He hopes to do a small fermentation of this summer's harvest to see what of kind flavor Rosen brings.
Nevada Mease, owner of Meadow Brook Farm, says he connected with Mihalich through word of mouth.
"I had heard that he was looking for cereal rye. I happened to be growing some at the time," Mease says.
Mease grows mostly hay for the equine sector — 800 acres — but he's devoted 200 acres to growing cereal rye for Mihalich. Planting is usually done in September and harvested the following July. It's part of a crop rotation that includes a multispecies cover crop after the rye, then corn or soybeans the following spring.
Mease says he could probably grow a lot more cereal rye for his local mill in Kempton, about an hour away, and would likely make more money. But growing for Mihalich guarantees him a stable price.
"We agree on a price and move forward," he says. "I'm not necessarily as susceptible to fluctuations in the market."
But it's not everyone, he says, adding that he grows essentially what is needed of him in a given year.
"You really have to be flexible in working with them to meet their needs and wants. It takes some patience and understanding," he says.
For Urbanchuk, the project is an example of building a potentially new ag market from the ground up.

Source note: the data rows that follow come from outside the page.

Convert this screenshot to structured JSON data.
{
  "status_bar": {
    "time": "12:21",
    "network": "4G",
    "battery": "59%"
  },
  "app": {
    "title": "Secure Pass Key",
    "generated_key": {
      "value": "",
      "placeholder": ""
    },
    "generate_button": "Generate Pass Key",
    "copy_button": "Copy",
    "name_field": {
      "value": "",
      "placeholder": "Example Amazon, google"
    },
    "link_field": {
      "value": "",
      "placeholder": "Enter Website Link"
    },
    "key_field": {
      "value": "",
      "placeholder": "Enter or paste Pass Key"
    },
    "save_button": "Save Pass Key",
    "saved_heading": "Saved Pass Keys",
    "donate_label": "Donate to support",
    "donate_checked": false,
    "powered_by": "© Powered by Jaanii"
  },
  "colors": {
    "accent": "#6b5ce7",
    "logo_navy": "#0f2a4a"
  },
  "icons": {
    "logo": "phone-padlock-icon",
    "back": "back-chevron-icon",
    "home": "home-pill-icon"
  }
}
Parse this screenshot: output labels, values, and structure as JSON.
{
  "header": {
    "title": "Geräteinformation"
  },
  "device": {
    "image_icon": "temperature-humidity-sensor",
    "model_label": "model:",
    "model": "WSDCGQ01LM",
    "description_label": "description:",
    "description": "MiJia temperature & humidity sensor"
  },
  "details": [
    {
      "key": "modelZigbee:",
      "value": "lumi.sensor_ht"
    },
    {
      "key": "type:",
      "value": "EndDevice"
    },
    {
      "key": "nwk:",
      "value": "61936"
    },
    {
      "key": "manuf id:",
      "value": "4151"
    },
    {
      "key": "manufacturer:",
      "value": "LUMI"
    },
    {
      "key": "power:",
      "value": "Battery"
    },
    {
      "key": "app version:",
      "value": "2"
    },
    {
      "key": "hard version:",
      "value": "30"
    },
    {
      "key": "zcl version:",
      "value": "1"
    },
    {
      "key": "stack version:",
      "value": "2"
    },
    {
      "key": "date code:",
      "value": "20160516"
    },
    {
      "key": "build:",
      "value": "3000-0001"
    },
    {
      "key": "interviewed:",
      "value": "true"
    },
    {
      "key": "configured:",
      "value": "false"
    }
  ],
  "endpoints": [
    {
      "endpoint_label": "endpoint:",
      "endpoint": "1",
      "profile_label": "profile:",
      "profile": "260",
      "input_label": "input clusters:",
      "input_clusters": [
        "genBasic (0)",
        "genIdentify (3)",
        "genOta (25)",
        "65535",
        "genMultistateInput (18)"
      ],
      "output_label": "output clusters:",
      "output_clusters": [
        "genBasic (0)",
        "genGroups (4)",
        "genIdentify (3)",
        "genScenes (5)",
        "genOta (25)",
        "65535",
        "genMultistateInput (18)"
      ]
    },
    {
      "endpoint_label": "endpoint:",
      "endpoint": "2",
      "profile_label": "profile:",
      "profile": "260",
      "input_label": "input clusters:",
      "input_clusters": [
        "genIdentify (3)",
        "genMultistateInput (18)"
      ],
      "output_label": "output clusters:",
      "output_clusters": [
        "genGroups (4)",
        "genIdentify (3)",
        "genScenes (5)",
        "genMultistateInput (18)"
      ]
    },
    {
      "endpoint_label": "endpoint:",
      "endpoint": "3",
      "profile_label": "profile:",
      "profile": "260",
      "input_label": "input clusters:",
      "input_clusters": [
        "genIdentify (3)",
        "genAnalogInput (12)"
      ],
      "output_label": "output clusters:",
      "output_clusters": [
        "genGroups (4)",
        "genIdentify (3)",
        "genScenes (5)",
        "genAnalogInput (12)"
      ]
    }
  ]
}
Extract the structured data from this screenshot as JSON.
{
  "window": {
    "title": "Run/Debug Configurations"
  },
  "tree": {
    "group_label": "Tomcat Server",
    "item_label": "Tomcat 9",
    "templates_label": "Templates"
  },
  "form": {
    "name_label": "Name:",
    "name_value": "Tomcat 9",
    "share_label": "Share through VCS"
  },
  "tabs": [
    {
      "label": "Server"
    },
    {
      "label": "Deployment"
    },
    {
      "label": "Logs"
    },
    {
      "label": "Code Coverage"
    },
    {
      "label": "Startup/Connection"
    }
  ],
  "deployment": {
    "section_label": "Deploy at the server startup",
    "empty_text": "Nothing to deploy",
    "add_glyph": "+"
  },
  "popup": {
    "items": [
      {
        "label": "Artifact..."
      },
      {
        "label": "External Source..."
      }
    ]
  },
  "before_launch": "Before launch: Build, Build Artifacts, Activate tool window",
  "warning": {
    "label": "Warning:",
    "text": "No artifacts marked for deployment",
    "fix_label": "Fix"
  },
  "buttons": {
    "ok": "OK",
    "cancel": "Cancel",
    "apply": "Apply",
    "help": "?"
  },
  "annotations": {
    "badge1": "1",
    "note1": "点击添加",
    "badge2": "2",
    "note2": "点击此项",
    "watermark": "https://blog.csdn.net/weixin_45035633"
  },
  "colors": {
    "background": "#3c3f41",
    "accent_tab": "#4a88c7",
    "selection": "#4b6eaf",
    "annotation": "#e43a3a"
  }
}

"It is experimental agriculture. It builds a good relationship with the business community. This is value-added agriculture at its best," he says.